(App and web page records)
==*==

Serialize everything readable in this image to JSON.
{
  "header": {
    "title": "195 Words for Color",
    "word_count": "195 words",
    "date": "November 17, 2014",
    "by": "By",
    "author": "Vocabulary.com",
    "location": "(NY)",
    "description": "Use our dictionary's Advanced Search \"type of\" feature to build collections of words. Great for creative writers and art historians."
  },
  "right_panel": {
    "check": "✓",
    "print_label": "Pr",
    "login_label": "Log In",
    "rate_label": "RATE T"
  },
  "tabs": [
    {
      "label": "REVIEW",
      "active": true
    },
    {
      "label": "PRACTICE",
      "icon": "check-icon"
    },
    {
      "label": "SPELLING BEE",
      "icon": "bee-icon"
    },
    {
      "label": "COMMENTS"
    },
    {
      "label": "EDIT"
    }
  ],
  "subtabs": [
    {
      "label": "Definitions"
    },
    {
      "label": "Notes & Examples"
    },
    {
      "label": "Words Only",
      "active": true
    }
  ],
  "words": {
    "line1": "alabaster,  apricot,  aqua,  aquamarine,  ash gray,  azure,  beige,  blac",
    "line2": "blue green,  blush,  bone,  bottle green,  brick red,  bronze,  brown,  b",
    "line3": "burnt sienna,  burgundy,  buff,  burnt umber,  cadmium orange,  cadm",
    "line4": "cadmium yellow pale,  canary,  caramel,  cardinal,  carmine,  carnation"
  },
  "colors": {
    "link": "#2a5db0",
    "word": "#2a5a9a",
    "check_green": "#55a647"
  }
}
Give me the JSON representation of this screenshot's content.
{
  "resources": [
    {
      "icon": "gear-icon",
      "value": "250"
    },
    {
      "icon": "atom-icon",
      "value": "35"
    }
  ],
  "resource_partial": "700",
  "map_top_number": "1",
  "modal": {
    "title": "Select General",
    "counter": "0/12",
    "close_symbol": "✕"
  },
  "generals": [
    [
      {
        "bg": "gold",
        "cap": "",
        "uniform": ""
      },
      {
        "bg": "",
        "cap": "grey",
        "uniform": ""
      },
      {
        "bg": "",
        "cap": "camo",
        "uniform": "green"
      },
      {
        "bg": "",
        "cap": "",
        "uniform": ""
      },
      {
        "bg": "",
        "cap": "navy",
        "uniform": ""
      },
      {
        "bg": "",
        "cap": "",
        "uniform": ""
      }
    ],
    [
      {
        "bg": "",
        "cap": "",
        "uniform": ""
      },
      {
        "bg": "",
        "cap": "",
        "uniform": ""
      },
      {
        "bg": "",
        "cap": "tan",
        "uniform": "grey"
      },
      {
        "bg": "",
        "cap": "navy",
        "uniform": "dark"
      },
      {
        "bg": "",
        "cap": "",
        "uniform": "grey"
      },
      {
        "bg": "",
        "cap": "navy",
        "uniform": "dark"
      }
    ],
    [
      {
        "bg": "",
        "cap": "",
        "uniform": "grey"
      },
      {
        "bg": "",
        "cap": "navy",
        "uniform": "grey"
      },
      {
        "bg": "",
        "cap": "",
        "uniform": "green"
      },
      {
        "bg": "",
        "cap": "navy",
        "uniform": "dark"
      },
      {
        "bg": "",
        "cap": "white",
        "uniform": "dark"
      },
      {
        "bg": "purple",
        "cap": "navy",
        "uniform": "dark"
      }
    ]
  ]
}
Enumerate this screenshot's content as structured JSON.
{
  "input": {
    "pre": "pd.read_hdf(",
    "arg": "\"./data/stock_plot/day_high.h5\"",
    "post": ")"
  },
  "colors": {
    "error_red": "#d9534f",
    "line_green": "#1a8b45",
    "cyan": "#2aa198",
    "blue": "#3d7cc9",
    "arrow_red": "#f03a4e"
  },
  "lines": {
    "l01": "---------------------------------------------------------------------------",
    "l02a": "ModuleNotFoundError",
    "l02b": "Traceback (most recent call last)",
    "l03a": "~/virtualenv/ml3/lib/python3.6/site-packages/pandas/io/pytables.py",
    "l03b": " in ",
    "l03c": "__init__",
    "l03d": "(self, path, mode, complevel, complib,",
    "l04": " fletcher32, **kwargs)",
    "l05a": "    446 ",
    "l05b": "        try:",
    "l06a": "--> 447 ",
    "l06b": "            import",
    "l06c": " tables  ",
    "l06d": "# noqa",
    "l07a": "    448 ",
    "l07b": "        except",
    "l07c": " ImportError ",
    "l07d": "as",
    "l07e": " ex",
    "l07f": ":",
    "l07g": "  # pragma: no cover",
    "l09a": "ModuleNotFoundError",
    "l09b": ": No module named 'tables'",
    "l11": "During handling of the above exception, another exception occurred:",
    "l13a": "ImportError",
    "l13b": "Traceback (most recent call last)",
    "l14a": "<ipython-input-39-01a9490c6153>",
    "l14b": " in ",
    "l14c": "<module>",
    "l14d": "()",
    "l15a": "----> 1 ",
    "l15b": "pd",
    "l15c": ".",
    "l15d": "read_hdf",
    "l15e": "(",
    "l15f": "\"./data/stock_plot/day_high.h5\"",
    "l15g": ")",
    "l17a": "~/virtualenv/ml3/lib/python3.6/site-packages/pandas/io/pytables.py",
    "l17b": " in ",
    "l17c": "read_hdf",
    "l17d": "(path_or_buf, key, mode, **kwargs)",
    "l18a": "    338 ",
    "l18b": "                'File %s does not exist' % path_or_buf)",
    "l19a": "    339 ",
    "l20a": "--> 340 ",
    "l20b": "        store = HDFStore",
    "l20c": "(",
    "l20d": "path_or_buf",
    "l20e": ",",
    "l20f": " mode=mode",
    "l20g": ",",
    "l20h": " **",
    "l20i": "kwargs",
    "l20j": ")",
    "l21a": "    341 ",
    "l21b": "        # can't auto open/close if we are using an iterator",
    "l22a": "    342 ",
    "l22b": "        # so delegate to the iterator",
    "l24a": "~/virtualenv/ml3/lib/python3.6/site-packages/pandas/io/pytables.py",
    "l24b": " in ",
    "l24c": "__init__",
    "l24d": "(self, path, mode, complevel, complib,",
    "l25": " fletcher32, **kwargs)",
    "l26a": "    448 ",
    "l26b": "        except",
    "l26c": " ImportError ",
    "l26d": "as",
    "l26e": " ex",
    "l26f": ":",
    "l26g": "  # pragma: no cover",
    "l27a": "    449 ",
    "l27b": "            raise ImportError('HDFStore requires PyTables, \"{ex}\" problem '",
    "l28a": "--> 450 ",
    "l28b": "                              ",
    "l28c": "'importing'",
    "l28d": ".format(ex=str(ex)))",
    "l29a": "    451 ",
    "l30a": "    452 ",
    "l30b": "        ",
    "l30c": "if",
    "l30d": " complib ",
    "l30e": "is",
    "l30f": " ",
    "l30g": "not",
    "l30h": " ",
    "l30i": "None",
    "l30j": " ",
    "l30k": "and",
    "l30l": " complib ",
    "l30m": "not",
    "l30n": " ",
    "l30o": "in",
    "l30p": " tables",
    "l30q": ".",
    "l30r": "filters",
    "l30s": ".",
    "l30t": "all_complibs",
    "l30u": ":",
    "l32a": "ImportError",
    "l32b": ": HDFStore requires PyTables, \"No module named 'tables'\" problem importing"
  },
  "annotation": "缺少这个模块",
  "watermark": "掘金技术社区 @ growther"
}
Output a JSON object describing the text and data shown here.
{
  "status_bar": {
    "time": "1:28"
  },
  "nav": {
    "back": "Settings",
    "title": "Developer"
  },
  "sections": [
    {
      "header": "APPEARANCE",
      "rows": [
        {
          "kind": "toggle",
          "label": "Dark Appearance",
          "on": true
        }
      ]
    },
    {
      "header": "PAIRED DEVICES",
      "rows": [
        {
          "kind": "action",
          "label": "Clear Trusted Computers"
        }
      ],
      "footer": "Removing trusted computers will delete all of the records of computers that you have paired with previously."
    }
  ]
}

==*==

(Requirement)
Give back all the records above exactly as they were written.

(Task solution)
Serialize everything readable in this image to JSON.
{
  "header": {
    "title": "195 Words for Color",
    "word_count": "195 words",
    "date": "November 17, 2014",
    "by": "By",
    "author": "Vocabulary.com",
    "location": "(NY)",
    "description": "Use our dictionary's Advanced Search \"type of\" feature to build collections of words. Great for creative writers and art historians."
  },
  "right_panel": {
    "check": "✓",
    "print_label": "Pr",
    "login_label": "Log In",
    "rate_label": "RATE T"
  },
  "tabs": [
    {
      "label": "REVIEW",
      "active": true
    },
    {
      "label": "PRACTICE",
      "icon": "check-icon"
    },
    {
      "label": "SPELLING BEE",
      "icon": "bee-icon"
    },
    {
      "label": "COMMENTS"
    },
    {
      "label": "EDIT"
    }
  ],
  "subtabs": [
    {
      "label": "Definitions"
    },
    {
      "label": "Notes & Examples"
    },
    {
      "label": "Words Only",
      "active": true
    }
  ],
  "words": {
    "line1": "alabaster,  apricot,  aqua,  aquamarine,  ash gray,  azure,  beige,  blac",
    "line2": "blue green,  blush,  bone,  bottle green,  brick red,  bronze,  brown,  b",
    "line3": "burnt sienna,  burgundy,  buff,  burnt umber,  cadmium orange,  cadm",
    "line4": "cadmium yellow pale,  canary,  caramel,  cardinal,  carmine,  carnation"
  },
  "colors": {
    "link": "#2a5db0",
    "word": "#2a5a9a",
    "check_green": "#55a647"
  }
}
Give me the JSON representation of this screenshot's content.
{
  "resources": [
    {
      "icon": "gear-icon",
      "value": "250"
    },
    {
      "icon": "atom-icon",
      "value": "35"
    }
  ],
  "resource_partial": "700",
  "map_top_number": "1",
  "modal": {
    "title": "Select General",
    "counter": "0/12",
    "close_symbol": "✕"
  },
  "generals": [
    [
      {
        "bg": "gold",
        "cap": "",
        "uniform": ""
      },
      {
        "bg": "",
        "cap": "grey",
        "uniform": ""
      },
      {
        "bg": "",
        "cap": "camo",
        "uniform": "green"
      },
      {
        "bg": "",
        "cap": "",
        "uniform": ""
      },
      {
        "bg": "",
        "cap": "navy",
        "uniform": ""
      },
      {
        "bg": "",
        "cap": "",
        "uniform": ""
      }
    ],
    [
      {
        "bg": "",
        "cap": "",
        "uniform": ""
      },
      {
        "bg": "",
        "cap": "",
        "uniform": ""
      },
      {
        "bg": "",
        "cap": "tan",
        "uniform": "grey"
      },
      {
        "bg": "",
        "cap": "navy",
        "uniform": "dark"
      },
      {
        "bg": "",
        "cap": "",
        "uniform": "grey"
      },
      {
        "bg": "",
        "cap": "navy",
        "uniform": "dark"
      }
    ],
    [
      {
        "bg": "",
        "cap": "",
        "uniform": "grey"
      },
      {
        "bg": "",
        "cap": "navy",
        "uniform": "grey"
      },
      {
        "bg": "",
        "cap": "",
        "uniform": "green"
      },
      {
        "bg": "",
        "cap": "navy",
        "uniform": "dark"
      },
      {
        "bg": "",
        "cap": "white",
        "uniform": "dark"
      },
      {
        "bg": "purple",
        "cap": "navy",
        "uniform": "dark"
      }
    ]
  ]
}
Enumerate this screenshot's content as structured JSON.
{
  "input": {
    "pre": "pd.read_hdf(",
    "arg": "\"./data/stock_plot/day_high.h5\"",
    "post": ")"
  },
  "colors": {
    "error_red": "#d9534f",
    "line_green": "#1a8b45",
    "cyan": "#2aa198",
    "blue": "#3d7cc9",
    "arrow_red": "#f03a4e"
  },
  "lines": {
    "l01": "---------------------------------------------------------------------------",
    "l02a": "ModuleNotFoundError",
    "l02b": "Traceback (most recent call last)",
    "l03a": "~/virtualenv/ml3/lib/python3.6/site-packages/pandas/io/pytables.py",
    "l03b": " in ",
    "l03c": "__init__",
    "l03d": "(self, path, mode, complevel, complib,",
    "l04": " fletcher32, **kwargs)",
    "l05a": "    446 ",
    "l05b": "        try:",
    "l06a": "--> 447 ",
    "l06b": "            import",
    "l06c": " tables  ",
    "l06d": "# noqa",
    "l07a": "    448 ",
    "l07b": "        except",
    "l07c": " ImportError ",
    "l07d": "as",
    "l07e": " ex",
    "l07f": ":",
    "l07g": "  # pragma: no cover",
    "l09a": "ModuleNotFoundError",
    "l09b": ": No module named 'tables'",
    "l11": "During handling of the above exception, another exception occurred:",
    "l13a": "ImportError",
    "l13b": "Traceback (most recent call last)",
    "l14a": "<ipython-input-39-01a9490c6153>",
    "l14b": " in ",
    "l14c": "<module>",
    "l14d": "()",
    "l15a": "----> 1 ",
    "l15b": "pd",
    "l15c": ".",
    "l15d": "read_hdf",
    "l15e": "(",
    "l15f": "\"./data/stock_plot/day_high.h5\"",
    "l15g": ")",
    "l17a": "~/virtualenv/ml3/lib/python3.6/site-packages/pandas/io/pytables.py",
    "l17b": " in ",
    "l17c": "read_hdf",
    "l17d": "(path_or_buf, key, mode, **kwargs)",
    "l18a": "    338 ",
    "l18b": "                'File %s does not exist' % path_or_buf)",
    "l19a": "    339 ",
    "l20a": "--> 340 ",
    "l20b": "        store = HDFStore",
    "l20c": "(",
    "l20d": "path_or_buf",
    "l20e": ",",
    "l20f": " mode=mode",
    "l20g": ",",
    "l20h": " **",
    "l20i": "kwargs",
    "l20j": ")",
    "l21a": "    341 ",
    "l21b": "        # can't auto open/close if we are using an iterator",
    "l22a": "    342 ",
    "l22b": "        # so delegate to the iterator",
    "l24a": "~/virtualenv/ml3/lib/python3.6/site-packages/pandas/io/pytables.py",
    "l24b": " in ",
    "l24c": "__init__",
    "l24d": "(self, path, mode, complevel, complib,",
    "l25": " fletcher32, **kwargs)",
    "l26a": "    448 ",
    "l26b": "        except",
    "l26c": " ImportError ",
    "l26d": "as",
    "l26e": " ex",
    "l26f": ":",
    "l26g": "  # pragma: no cover",
    "l27a": "    449 ",
    "l27b": "            raise ImportError('HDFStore requires PyTables, \"{ex}\" problem '",
    "l28a": "--> 450 ",
    "l28b": "                              ",
    "l28c": "'importing'",
    "l28d": ".format(ex=str(ex)))",
    "l29a": "    451 ",
    "l30a": "    452 ",
    "l30b": "        ",
    "l30c": "if",
    "l30d": " complib ",
    "l30e": "is",
    "l30f": " ",
    "l30g": "not",
    "l30h": " ",
    "l30i": "None",
    "l30j": " ",
    "l30k": "and",
    "l30l": " complib ",
    "l30m": "not",
    "l30n": " ",
    "l30o": "in",
    "l30p": " tables",
    "l30q": ".",
    "l30r": "filters",
    "l30s": ".",
    "l30t": "all_complibs",
    "l30u": ":",
    "l32a": "ImportError",
    "l32b": ": HDFStore requires PyTables, \"No module named 'tables'\" problem importing"
  },
  "annotation": "缺少这个模块",
  "watermark": "掘金技术社区 @ growther"
}
Output a JSON object describing the text and data shown here.
{
  "status_bar": {
    "time": "1:28"
  },
  "nav": {
    "back": "Settings",
    "title": "Developer"
  },
  "sections": [
    {
      "header": "APPEARANCE",
      "rows": [
        {
          "kind": "toggle",
          "label": "Dark Appearance",
          "on": true
        }
      ]
    },
    {
      "header": "PAIRED DEVICES",
      "rows": [
        {
          "kind": "action",
          "label": "Clear Trusted Computers"
        }
      ],
      "footer": "Removing trusted computers will delete all of the records of computers that you have paired with previously."
    }
  ]
}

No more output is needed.